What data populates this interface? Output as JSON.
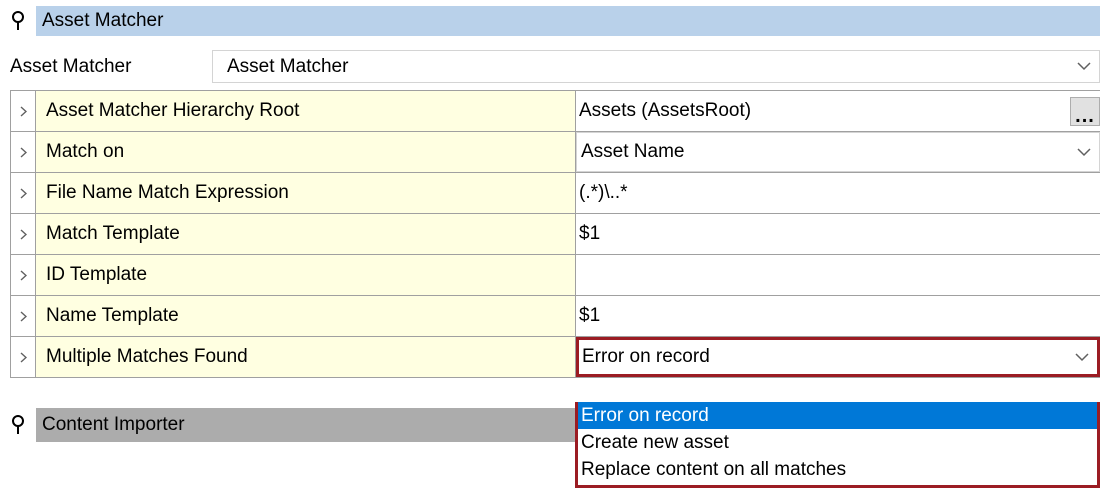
{
  "sections": {
    "asset_matcher": "Asset Matcher",
    "content_importer": "Content Importer"
  },
  "matcher_select": {
    "label": "Asset Matcher",
    "value": "Asset Matcher"
  },
  "properties": [
    {
      "name": "Asset Matcher Hierarchy Root",
      "value": "Assets (AssetsRoot)"
    },
    {
      "name": "Match on",
      "value": "Asset Name"
    },
    {
      "name": "File Name Match Expression",
      "value": "(.*)\\..*"
    },
    {
      "name": "Match Template",
      "value": "$1"
    },
    {
      "name": "ID Template",
      "value": ""
    },
    {
      "name": "Name Template",
      "value": "$1"
    },
    {
      "name": "Multiple Matches Found",
      "value": "Error on record"
    }
  ],
  "ellipsis_label": "...",
  "dropdown_options": [
    {
      "label": "Error on record",
      "selected": true
    },
    {
      "label": "Create new asset",
      "selected": false
    },
    {
      "label": "Replace content on all matches",
      "selected": false
    }
  ],
  "colors": {
    "section_active": "#b9d1ea",
    "section_inactive": "#acacac",
    "property_name_bg": "#ffffe1",
    "focus_border": "#9b1c23",
    "selection": "#0078d7"
  },
  "icons": {
    "pin": "pin-icon",
    "expand": "chevron-right-icon",
    "dropdown": "chevron-down-icon"
  }
}
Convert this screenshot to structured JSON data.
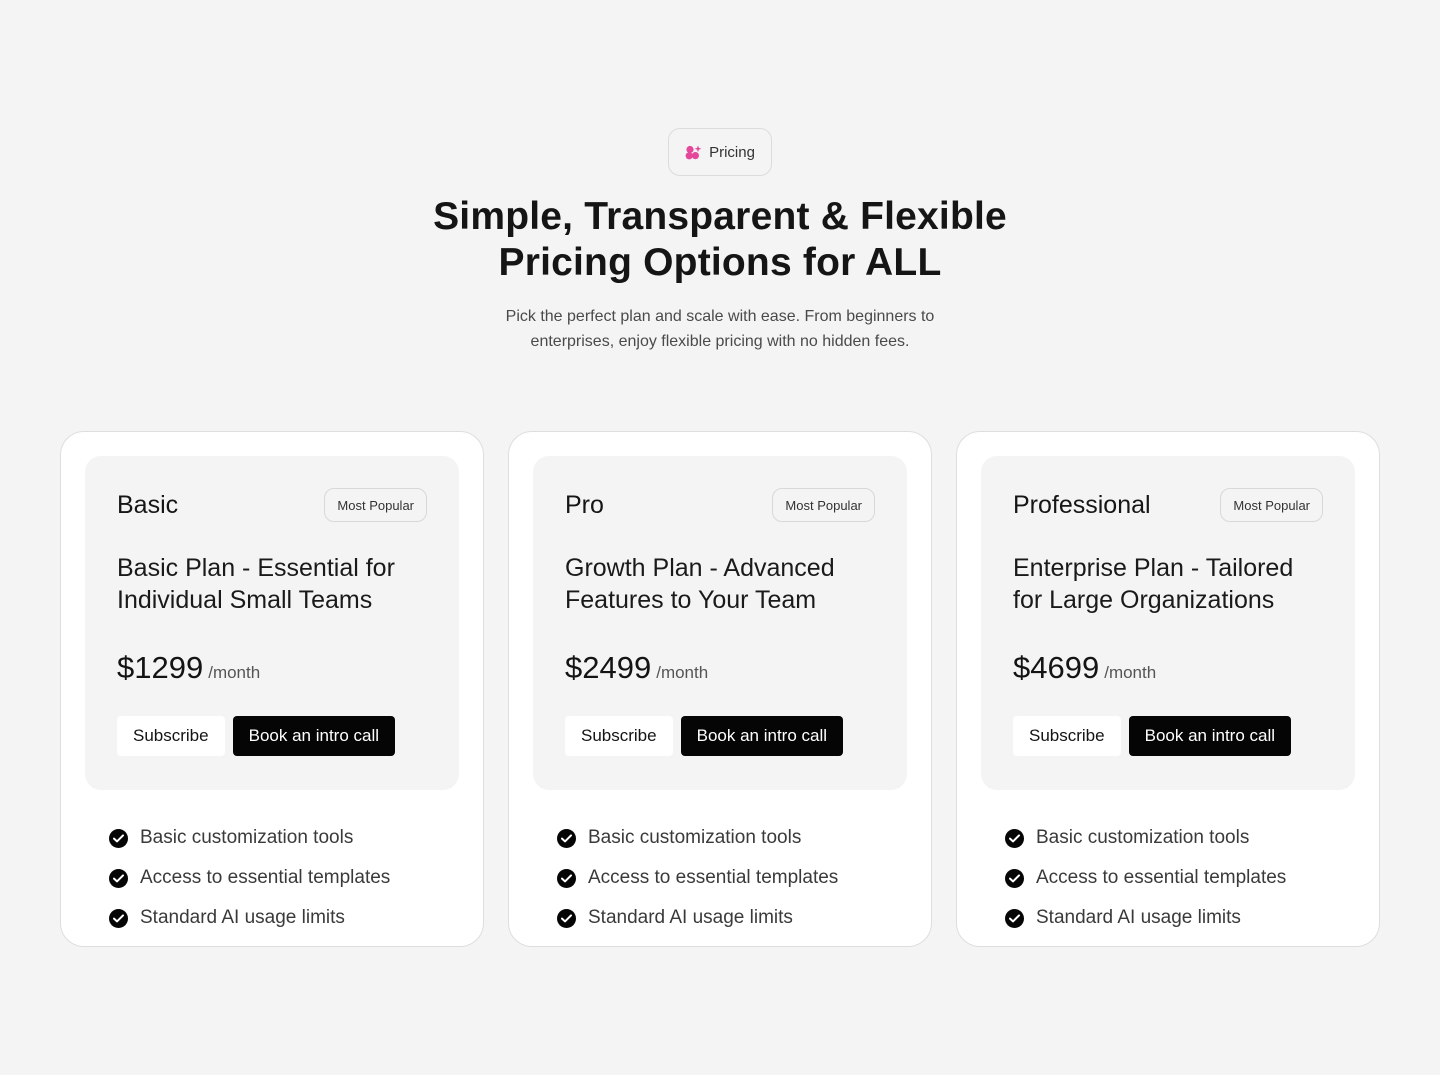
{
  "colors": {
    "background": "#f4f4f4",
    "card": "#ffffff",
    "accent_icon": "#e5489a",
    "dark_button": "#050505",
    "text": "#141414"
  },
  "hero": {
    "pill_icon": "sparkle-cluster-icon",
    "pill_label": "Pricing",
    "title_line1": "Simple, Transparent & Flexible",
    "title_line2": "Pricing Options for ALL",
    "subtitle": "Pick the perfect plan and scale with ease. From beginners to enterprises, enjoy flexible pricing with no hidden fees."
  },
  "plans": [
    {
      "name": "Basic",
      "badge": "Most Popular",
      "description": "Basic Plan - Essential for Individual Small Teams",
      "price": "$1299",
      "period": "/month",
      "subscribe_label": "Subscribe",
      "call_label": "Book an intro call",
      "features": [
        "Basic customization tools",
        "Access to essential templates",
        "Standard AI usage limits"
      ]
    },
    {
      "name": "Pro",
      "badge": "Most Popular",
      "description": "Growth Plan - Advanced Features to Your Team",
      "price": "$2499",
      "period": "/month",
      "subscribe_label": "Subscribe",
      "call_label": "Book an intro call",
      "features": [
        "Basic customization tools",
        "Access to essential templates",
        "Standard AI usage limits"
      ]
    },
    {
      "name": "Professional",
      "badge": "Most Popular",
      "description": "Enterprise Plan - Tailored for Large Organizations",
      "price": "$4699",
      "period": "/month",
      "subscribe_label": "Subscribe",
      "call_label": "Book an intro call",
      "features": [
        "Basic customization tools",
        "Access to essential templates",
        "Standard AI usage limits"
      ]
    }
  ]
}
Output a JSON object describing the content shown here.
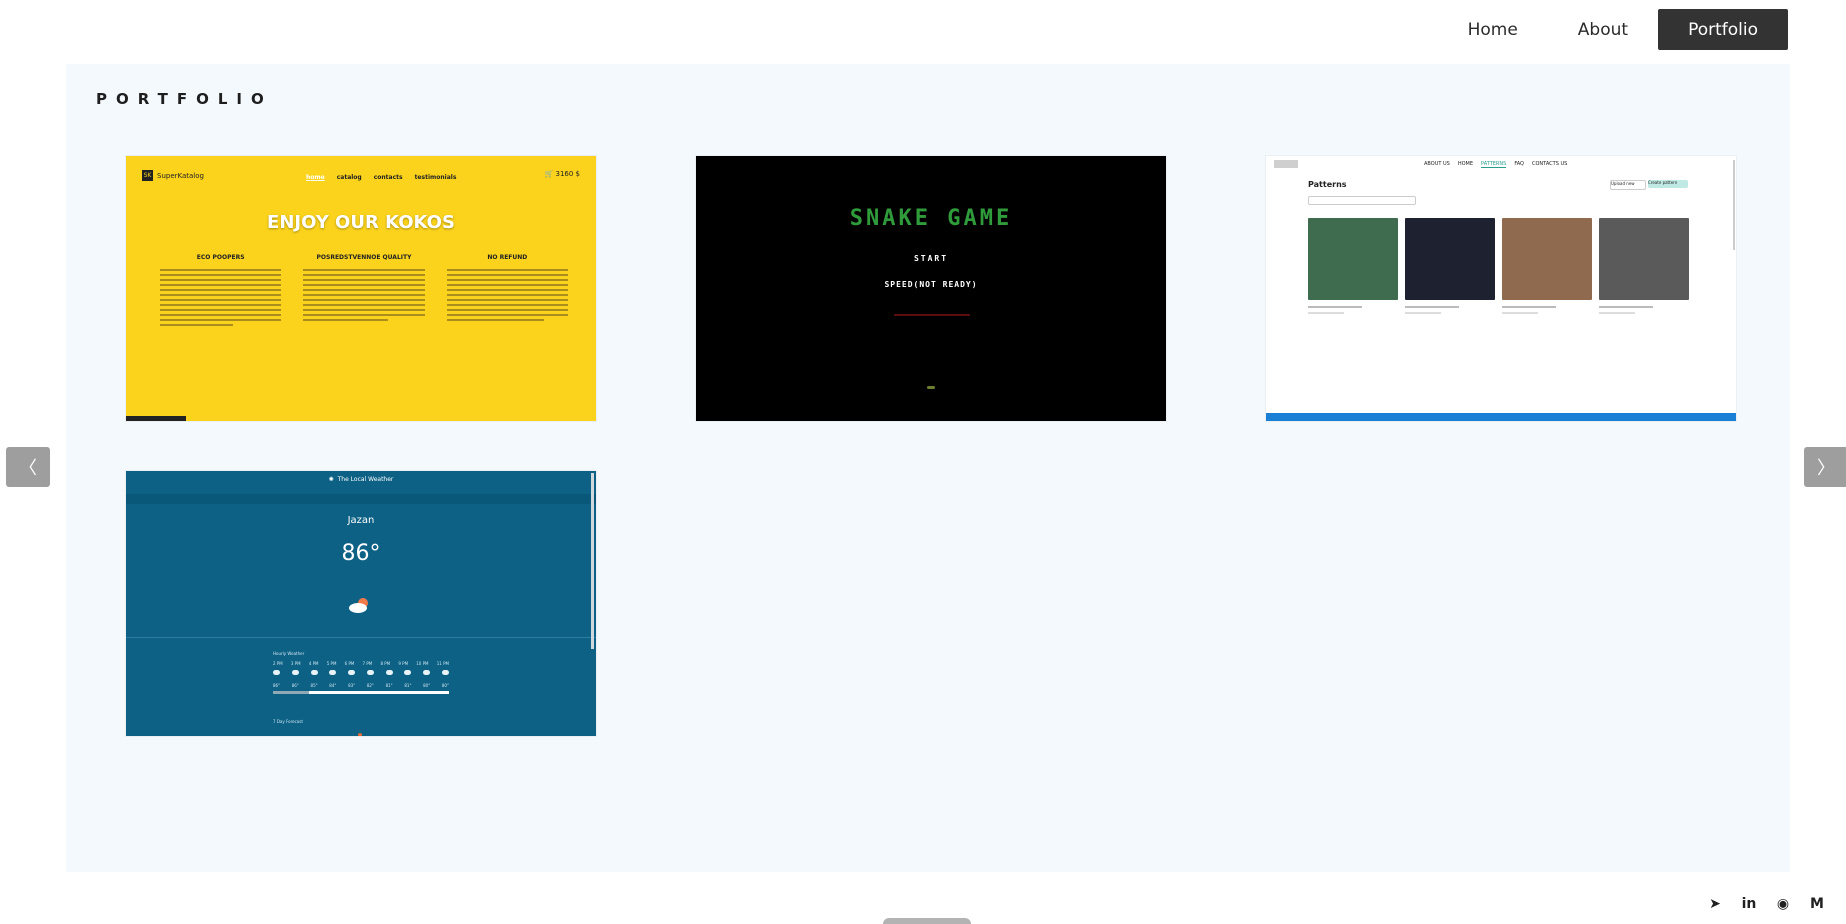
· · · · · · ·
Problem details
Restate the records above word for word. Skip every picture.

Your solution
What data populates this interface? Output as JSON.
{
  "sections": {
    "asset_matcher": "Asset Matcher",
    "content_importer": "Content Importer"
  },
  "matcher_select": {
    "label": "Asset Matcher",
    "value": "Asset Matcher"
  },
  "properties": [
    {
      "name": "Asset Matcher Hierarchy Root",
      "value": "Assets (AssetsRoot)"
    },
    {
      "name": "Match on",
      "value": "Asset Name"
    },
    {
      "name": "File Name Match Expression",
      "value": "(.*)\\..*"
    },
    {
      "name": "Match Template",
      "value": "$1"
    },
    {
      "name": "ID Template",
      "value": ""
    },
    {
      "name": "Name Template",
      "value": "$1"
    },
    {
      "name": "Multiple Matches Found",
      "value": "Error on record"
    }
  ],
  "ellipsis_label": "...",
  "dropdown_options": [
    {
      "label": "Error on record",
      "selected": true
    },
    {
      "label": "Create new asset",
      "selected": false
    },
    {
      "label": "Replace content on all matches",
      "selected": false
    }
  ],
  "colors": {
    "section_active": "#b9d1ea",
    "section_inactive": "#acacac",
    "property_name_bg": "#ffffe1",
    "focus_border": "#9b1c23",
    "selection": "#0078d7"
  },
  "icons": {
    "pin": "pin-icon",
    "expand": "chevron-right-icon",
    "dropdown": "chevron-down-icon"
  }
}
Convert this screenshot to structured JSON data.
{
  "colors": {
    "background": "#f4f4f4",
    "card": "#ffffff",
    "accent_icon": "#e5489a",
    "dark_button": "#050505",
    "text": "#141414"
  },
  "hero": {
    "pill_icon": "sparkle-cluster-icon",
    "pill_label": "Pricing",
    "title_line1": "Simple, Transparent & Flexible",
    "title_line2": "Pricing Options for ALL",
    "subtitle": "Pick the perfect plan and scale with ease. From beginners to enterprises, enjoy flexible pricing with no hidden fees."
  },
  "plans": [
    {
      "name": "Basic",
      "badge": "Most Popular",
      "description": "Basic Plan - Essential for Individual Small Teams",
      "price": "$1299",
      "period": "/month",
      "subscribe_label": "Subscribe",
      "call_label": "Book an intro call",
      "features": [
        "Basic customization tools",
        "Access to essential templates",
        "Standard AI usage limits"
      ]
    },
    {
      "name": "Pro",
      "badge": "Most Popular",
      "description": "Growth Plan - Advanced Features to Your Team",
      "price": "$2499",
      "period": "/month",
      "subscribe_label": "Subscribe",
      "call_label": "Book an intro call",
      "features": [
        "Basic customization tools",
        "Access to essential templates",
        "Standard AI usage limits"
      ]
    },
    {
      "name": "Professional",
      "badge": "Most Popular",
      "description": "Enterprise Plan - Tailored for Large Organizations",
      "price": "$4699",
      "period": "/month",
      "subscribe_label": "Subscribe",
      "call_label": "Book an intro call",
      "features": [
        "Basic customization tools",
        "Access to essential templates",
        "Standard AI usage limits"
      ]
    }
  ]
}
Output a JSON object describing the content shown here.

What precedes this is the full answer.